The awe of witnessing the Great Wildebeest Migration can be topped by only one thing: seeing the migrating wildebeest calving. If you visit the Serengeti during February and March, you’ll get to witness this show of nature – one of Tanzania’s best safari experiences.

It was February, and we’d come to the Serengeti to see the amazing spectacle of wildebeest calving. Mobile migration camps follow the herds throughout the year and position themselves close to the wildebeest during calving season.

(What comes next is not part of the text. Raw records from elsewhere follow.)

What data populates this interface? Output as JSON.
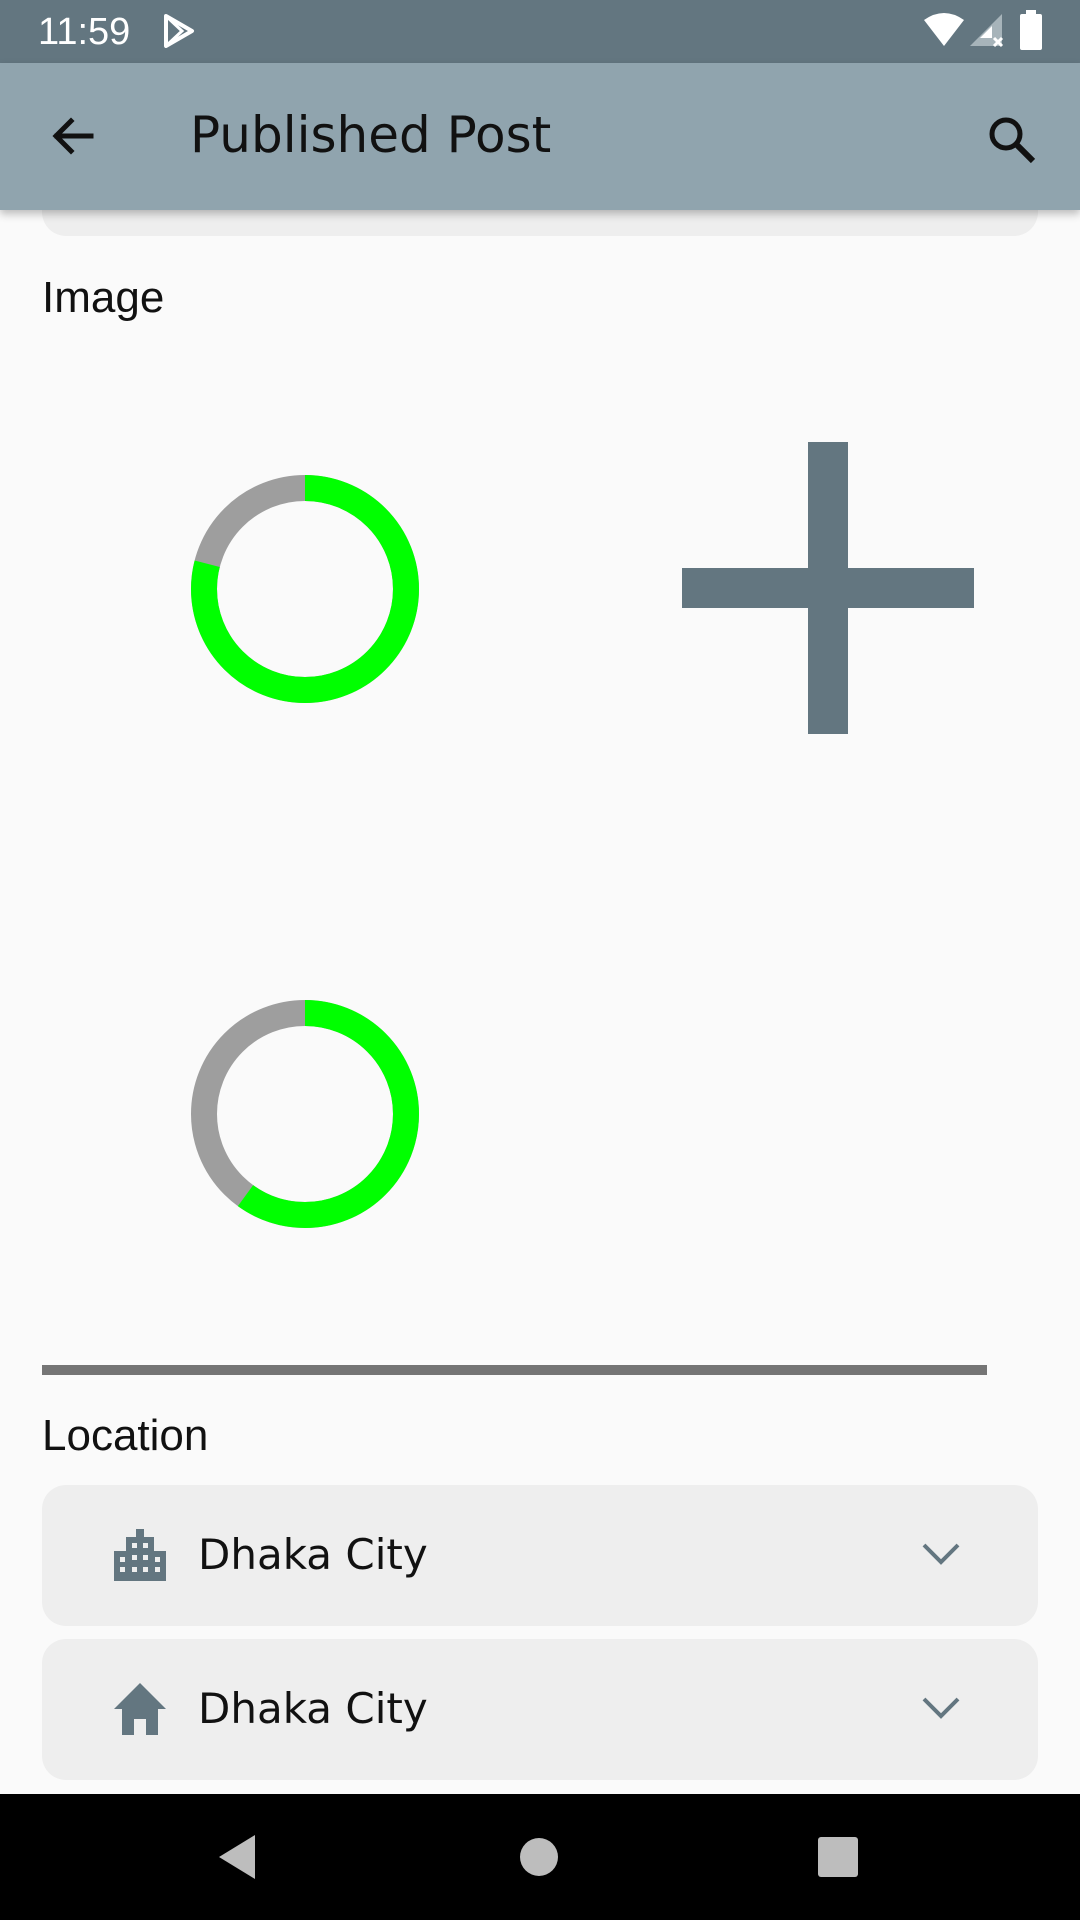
{
  "status_bar": {
    "time": "11:59",
    "icons": [
      "play-store-icon",
      "wifi-icon",
      "signal-icon",
      "battery-icon"
    ]
  },
  "app_bar": {
    "title": "Published Post",
    "back_icon": "arrow-back-icon",
    "search_icon": "search-icon",
    "background": "#90a4ae"
  },
  "image_section": {
    "label": "Image",
    "uploads": [
      {
        "progress": 0.79
      },
      {
        "progress": 0.6
      }
    ],
    "add_icon": "add-icon",
    "progress_color": "#00ff00",
    "track_color": "#9e9e9e"
  },
  "location_section": {
    "label": "Location",
    "fields": [
      {
        "icon": "city-icon",
        "value": "Dhaka City"
      },
      {
        "icon": "home-icon",
        "value": "Dhaka City"
      }
    ]
  },
  "nav_bar": {
    "icons": [
      "nav-back-icon",
      "nav-home-icon",
      "nav-recents-icon"
    ]
  },
  "colors": {
    "accent": "#637680",
    "progress": "#00ff00"
  }
}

We chose a beautiful, permanent tented Lodge/camp in a remote part of the southern Serengeti. It had large tents of wood and canvas, offering a true Out of Africa safari experience. Our camp was very intimate, with only eight guest tents, each with en-suite bathroom and a common area for meals and relaxing between game drives. From our private verandah, we could enjoy a morning cup of tea or coffee while keeping our eyes peeled for game.

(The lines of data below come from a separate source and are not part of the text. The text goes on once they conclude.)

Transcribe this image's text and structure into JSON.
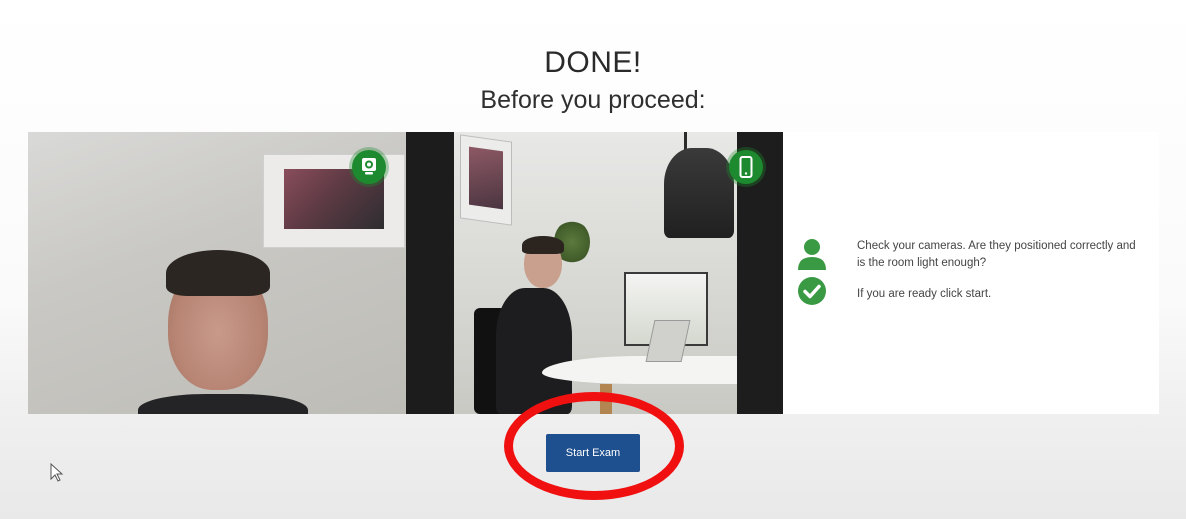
{
  "header": {
    "title": "DONE!",
    "subtitle": "Before you proceed:"
  },
  "cameras": {
    "webcam_icon": "webcam-icon",
    "phone_icon": "smartphone-icon",
    "status_color": "#1e8a2f"
  },
  "info": {
    "person_icon": "person-icon",
    "check_icon": "check-circle-icon",
    "instruction": "Check your cameras. Are they positioned correctly and is the room light enough?",
    "ready_text": "If you are ready click start."
  },
  "actions": {
    "start_label": "Start Exam",
    "button_color": "#1e4f8f",
    "highlight_color": "#f11010"
  }
}
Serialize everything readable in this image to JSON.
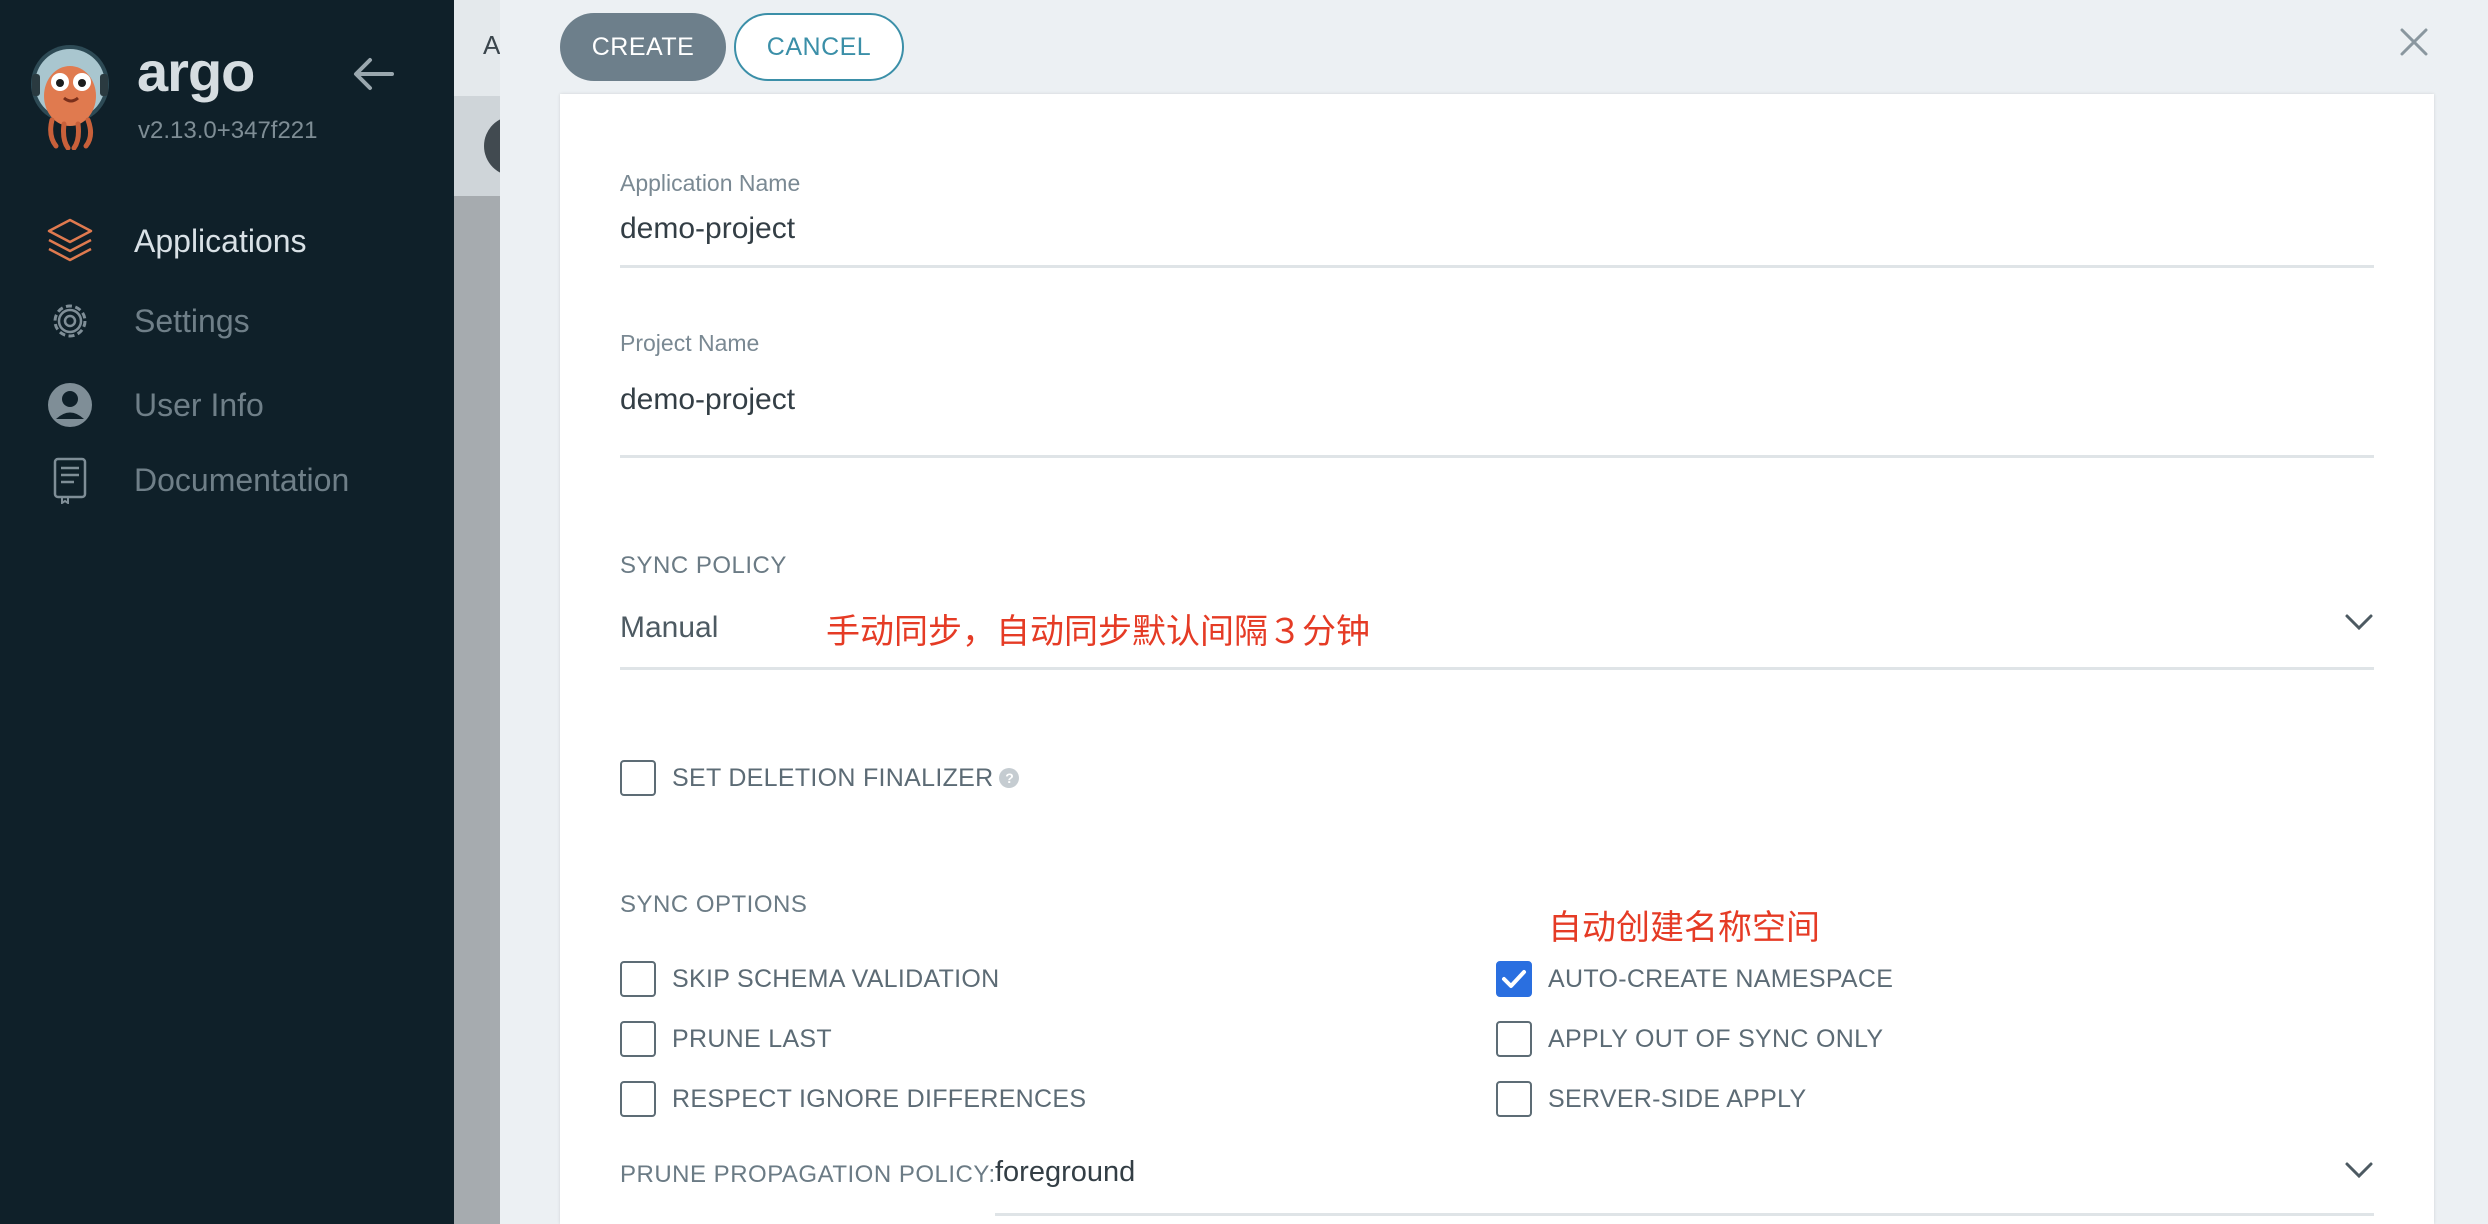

On our first morning we set out early, thrilled at the prospect of witnessing the wildebeest calving. We headed towards the plains in an open game-drive vehicle. As we drove our guide, Paul, set the scene for us: ‘The principal players in this incredible drama are the wildebeest, numbering about 1.7 million, with supporting roles for some 400,000 Thomson’s gazelle, 300,000 zebra and 12,000 eland.’

‘Pregnant wildebeest are attracted to the calcium and magnesium-rich grass, which is good for milk production. Wildebeest calving occurs from late January to mid March, when more than 80% of the females give birth over a period of a few weeks. Never far away are the carnivores. Lion, hyena, leopard, cheetah and lesser predators await the annual calving with eager anticipation.’

‘In reality there’s no such single entity as “the migration”. The wildebeest are the migration – there is neither start nor finish to their endless search for food and water, as they circle the Serengeti-Mara ecosystem in a relentless round of life and death. The only beginning, I suppose, is the moment of birth.’

And we were here to see the greatest birthing of all on the short-grass plains at the southernmost extent of the wildebeests’ range. We drove onto the plain and into an enormous herd of wildebeest that stretched in every direction as far as the eye could see. They hardly paid our vehicle any attention.